As soon as SQL Server 2014 came out I rushed to MSDN to download the bits. Because I install SQL Server in my lab all of the time, I decided it was time to build an image with SQL Server already baked in so I wouldn’t loose that much time again and again. Sysprep to the rescue!

What I usually do is build a basic operating system image with all tweaks and Windows Updates included. Then I sysprep that image and use it to build all of my lab machines. But then I have to install SQL Server & SharePoint Server again. That’s not geeky. Geeks are lazy – and so is this one.

To win some time, I prepare a sysprepped image for SQL Server and one for SharePoint Server. Both products support this way of working, as long as you follow the right procedures. That way I end up with a series of images that I can use when needed.

This is how that looks in VMware Workstation:


SharePoint and Sysprep

For SharePoint it’s simple: install all prerequisites, binaries and updates but don’t run the configuration wizard. Sysprep your image and run the configuration wizard after deployment. This support article details what you can do and what not. It’s for SharePoint 2010 in an Azure context, but the same goes for SharePoint 2013 outside of Azure.

SQL Server and Sysprep

For SQL Server the procedure is similar, but not quite. The complete approach is detailed in this MSDN article. You install the SQL Server binaries, but you don’t use the regular wizard to do so. In stead, click “Image preparation of a stand-alone instance of SQL Server” on the Advanced page. When you deploy, you launch the SQL Server Installation Center from the start screen and choose “Image completion of a prepared stand-alone instance of SQL Server”:


Then you only have to provide some limited details (serial number, instance name, service accounts,…) and you’re done.

Product key problem

One additional gotcha I encountered was that my original product key was not accepted anymore. That’s strange, as I use the same one when installing without sysprep. As a workaround you can launch SQL Server setup from the ISO file and choose the “Image completion” option from there. It will automatically fill-in your product key for you. After that, it will continue with the bits already installed on your server so you’re not installing again – just configuring. I’m not sure this is a bug or not.

Speaking at ITPROceed

A couple of Belgian user groups, together with Microsoft, are organizing the first ITPROceed conference in Antwerp on June 12. As Community Day is not happening again this year and the developers have their Techorama event we felt it was time for a day focused on IT Pro’s. It will a day full of sessions about Cloud OS, System Center, SQL, Office 365, Windows 8, Unified Communications, Lync, Azure and – of course – SharePoint!


Register now to secure your place. It’s free!

I’m doing the following session:

SharePoint Apps for the IT Pro – What you need to know

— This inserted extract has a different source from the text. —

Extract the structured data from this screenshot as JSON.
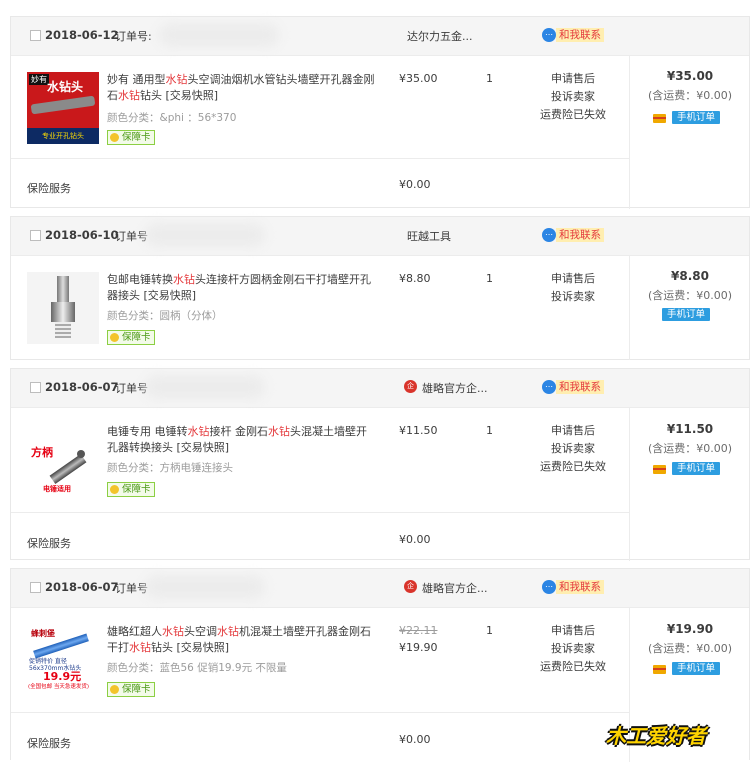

By now, every SharePoint IT Pro is probably aware of the fact that Full Trust Code (aka the farm solution) is not cool anymore. We can’t really say that we regret Microsoft’s choice for the new App model: On far too many occasions we had to watch our beloved and carefully nurtured SharePoint farm go down because some developer type messed up big time – “But it works on my machine!” Running code outside of SharePoint that can still interact with content within SharePoint sounds trivial at first but it absolutely isn’t. In this session you’ll learn how App authorization works and how to prepare your infrastructure to host SharePoint apps reliably.